Page and application data records
——

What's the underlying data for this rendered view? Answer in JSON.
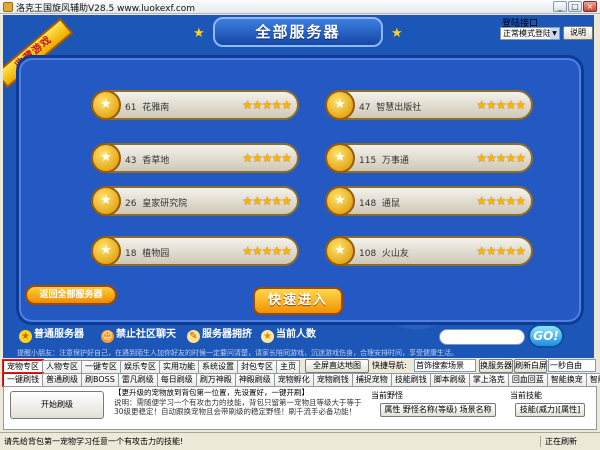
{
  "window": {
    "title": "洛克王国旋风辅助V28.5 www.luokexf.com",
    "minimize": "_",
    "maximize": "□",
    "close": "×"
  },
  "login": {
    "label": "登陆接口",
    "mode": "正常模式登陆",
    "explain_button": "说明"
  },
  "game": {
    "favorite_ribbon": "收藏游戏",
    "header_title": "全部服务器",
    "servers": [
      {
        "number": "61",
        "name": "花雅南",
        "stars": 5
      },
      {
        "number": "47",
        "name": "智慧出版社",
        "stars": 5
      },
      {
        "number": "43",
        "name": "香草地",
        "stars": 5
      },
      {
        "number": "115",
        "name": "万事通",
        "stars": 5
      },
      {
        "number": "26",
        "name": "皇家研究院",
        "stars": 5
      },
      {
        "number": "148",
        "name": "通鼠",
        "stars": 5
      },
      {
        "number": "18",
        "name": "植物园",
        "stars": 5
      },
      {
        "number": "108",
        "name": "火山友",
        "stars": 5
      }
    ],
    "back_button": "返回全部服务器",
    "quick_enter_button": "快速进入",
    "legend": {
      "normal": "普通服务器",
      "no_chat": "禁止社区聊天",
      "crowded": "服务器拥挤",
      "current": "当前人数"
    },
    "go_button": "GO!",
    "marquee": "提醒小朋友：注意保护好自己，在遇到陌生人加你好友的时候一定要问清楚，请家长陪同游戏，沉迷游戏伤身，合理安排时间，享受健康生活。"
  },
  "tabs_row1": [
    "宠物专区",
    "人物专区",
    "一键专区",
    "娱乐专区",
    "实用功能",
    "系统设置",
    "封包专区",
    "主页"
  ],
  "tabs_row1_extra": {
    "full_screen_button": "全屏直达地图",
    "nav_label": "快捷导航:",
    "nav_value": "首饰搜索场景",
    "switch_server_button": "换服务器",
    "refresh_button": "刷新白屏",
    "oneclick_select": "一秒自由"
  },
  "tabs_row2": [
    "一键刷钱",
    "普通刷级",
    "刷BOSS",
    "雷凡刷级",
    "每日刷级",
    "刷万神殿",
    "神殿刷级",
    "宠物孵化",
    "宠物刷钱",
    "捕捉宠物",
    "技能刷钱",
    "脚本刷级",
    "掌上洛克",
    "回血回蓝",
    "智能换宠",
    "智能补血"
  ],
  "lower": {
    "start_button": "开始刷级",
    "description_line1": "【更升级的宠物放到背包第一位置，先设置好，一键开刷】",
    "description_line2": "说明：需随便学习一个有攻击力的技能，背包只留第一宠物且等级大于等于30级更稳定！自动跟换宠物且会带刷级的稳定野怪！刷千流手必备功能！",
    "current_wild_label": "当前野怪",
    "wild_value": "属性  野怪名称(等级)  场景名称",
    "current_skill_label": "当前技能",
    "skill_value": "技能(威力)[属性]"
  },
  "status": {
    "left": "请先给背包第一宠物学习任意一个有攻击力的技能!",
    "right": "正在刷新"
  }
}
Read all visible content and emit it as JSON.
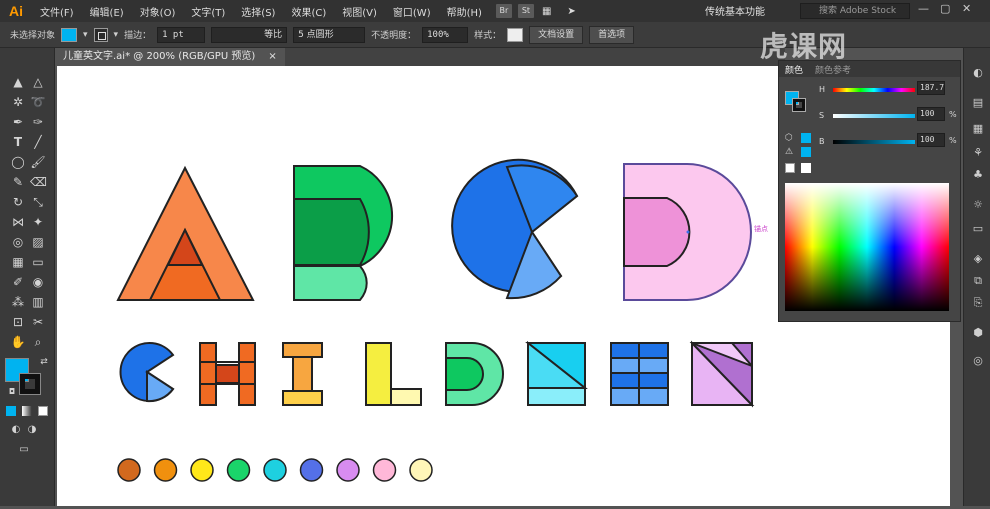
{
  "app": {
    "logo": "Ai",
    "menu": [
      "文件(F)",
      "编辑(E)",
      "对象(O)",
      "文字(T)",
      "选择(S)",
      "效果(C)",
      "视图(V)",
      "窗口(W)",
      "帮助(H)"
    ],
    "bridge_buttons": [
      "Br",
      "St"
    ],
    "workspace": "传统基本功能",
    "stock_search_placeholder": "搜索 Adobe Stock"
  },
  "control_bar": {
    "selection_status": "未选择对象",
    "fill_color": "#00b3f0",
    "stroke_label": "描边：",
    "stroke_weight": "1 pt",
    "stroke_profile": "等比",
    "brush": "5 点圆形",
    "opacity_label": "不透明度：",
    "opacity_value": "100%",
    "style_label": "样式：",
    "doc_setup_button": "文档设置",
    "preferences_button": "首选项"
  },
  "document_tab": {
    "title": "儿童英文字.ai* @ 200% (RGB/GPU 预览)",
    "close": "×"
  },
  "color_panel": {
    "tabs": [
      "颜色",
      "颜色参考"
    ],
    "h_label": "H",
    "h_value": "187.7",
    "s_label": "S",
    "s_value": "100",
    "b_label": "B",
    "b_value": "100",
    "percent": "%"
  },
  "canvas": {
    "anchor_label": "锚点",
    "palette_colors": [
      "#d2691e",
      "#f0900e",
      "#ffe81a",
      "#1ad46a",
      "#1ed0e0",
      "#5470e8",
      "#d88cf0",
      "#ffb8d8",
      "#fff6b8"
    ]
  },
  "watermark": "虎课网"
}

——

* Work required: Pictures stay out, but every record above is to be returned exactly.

* Output of the exercise:
What's the underlying data for this rendered view? Answer in JSON.
{
  "window": {
    "title": "洛克王国旋风辅助V28.5 www.luokexf.com",
    "minimize": "_",
    "maximize": "□",
    "close": "×"
  },
  "login": {
    "label": "登陆接口",
    "mode": "正常模式登陆",
    "explain_button": "说明"
  },
  "game": {
    "favorite_ribbon": "收藏游戏",
    "header_title": "全部服务器",
    "servers": [
      {
        "number": "61",
        "name": "花雅南",
        "stars": 5
      },
      {
        "number": "47",
        "name": "智慧出版社",
        "stars": 5
      },
      {
        "number": "43",
        "name": "香草地",
        "stars": 5
      },
      {
        "number": "115",
        "name": "万事通",
        "stars": 5
      },
      {
        "number": "26",
        "name": "皇家研究院",
        "stars": 5
      },
      {
        "number": "148",
        "name": "通鼠",
        "stars": 5
      },
      {
        "number": "18",
        "name": "植物园",
        "stars": 5
      },
      {
        "number": "108",
        "name": "火山友",
        "stars": 5
      }
    ],
    "back_button": "返回全部服务器",
    "quick_enter_button": "快速进入",
    "legend": {
      "normal": "普通服务器",
      "no_chat": "禁止社区聊天",
      "crowded": "服务器拥挤",
      "current": "当前人数"
    },
    "go_button": "GO!",
    "marquee": "提醒小朋友：注意保护好自己，在遇到陌生人加你好友的时候一定要问清楚，请家长陪同游戏，沉迷游戏伤身，合理安排时间，享受健康生活。"
  },
  "tabs_row1": [
    "宠物专区",
    "人物专区",
    "一键专区",
    "娱乐专区",
    "实用功能",
    "系统设置",
    "封包专区",
    "主页"
  ],
  "tabs_row1_extra": {
    "full_screen_button": "全屏直达地图",
    "nav_label": "快捷导航:",
    "nav_value": "首饰搜索场景",
    "switch_server_button": "换服务器",
    "refresh_button": "刷新白屏",
    "oneclick_select": "一秒自由"
  },
  "tabs_row2": [
    "一键刷钱",
    "普通刷级",
    "刷BOSS",
    "雷凡刷级",
    "每日刷级",
    "刷万神殿",
    "神殿刷级",
    "宠物孵化",
    "宠物刷钱",
    "捕捉宠物",
    "技能刷钱",
    "脚本刷级",
    "掌上洛克",
    "回血回蓝",
    "智能换宠",
    "智能补血"
  ],
  "lower": {
    "start_button": "开始刷级",
    "description_line1": "【更升级的宠物放到背包第一位置，先设置好，一键开刷】",
    "description_line2": "说明：需随便学习一个有攻击力的技能，背包只留第一宠物且等级大于等于30级更稳定！自动跟换宠物且会带刷级的稳定野怪！刷千流手必备功能！",
    "current_wild_label": "当前野怪",
    "wild_value": "属性  野怪名称(等级)  场景名称",
    "current_skill_label": "当前技能",
    "skill_value": "技能(威力)[属性]"
  },
  "status": {
    "left": "请先给背包第一宠物学习任意一个有攻击力的技能!",
    "right": "正在刷新"
  }
}
Read all visible content and emit it as JSON.
{
  "app": {
    "logo": "Ai",
    "menu": [
      "文件(F)",
      "编辑(E)",
      "对象(O)",
      "文字(T)",
      "选择(S)",
      "效果(C)",
      "视图(V)",
      "窗口(W)",
      "帮助(H)"
    ],
    "bridge_buttons": [
      "Br",
      "St"
    ],
    "workspace": "传统基本功能",
    "stock_search_placeholder": "搜索 Adobe Stock"
  },
  "control_bar": {
    "selection_status": "未选择对象",
    "fill_color": "#00b3f0",
    "stroke_label": "描边：",
    "stroke_weight": "1 pt",
    "stroke_profile": "等比",
    "brush": "5 点圆形",
    "opacity_label": "不透明度：",
    "opacity_value": "100%",
    "style_label": "样式：",
    "doc_setup_button": "文档设置",
    "preferences_button": "首选项"
  },
  "document_tab": {
    "title": "儿童英文字.ai* @ 200% (RGB/GPU 预览)",
    "close": "×"
  },
  "color_panel": {
    "tabs": [
      "颜色",
      "颜色参考"
    ],
    "h_label": "H",
    "h_value": "187.7",
    "s_label": "S",
    "s_value": "100",
    "b_label": "B",
    "b_value": "100",
    "percent": "%"
  },
  "canvas": {
    "anchor_label": "锚点",
    "palette_colors": [
      "#d2691e",
      "#f0900e",
      "#ffe81a",
      "#1ad46a",
      "#1ed0e0",
      "#5470e8",
      "#d88cf0",
      "#ffb8d8",
      "#fff6b8"
    ]
  },
  "watermark": "虎课网"
}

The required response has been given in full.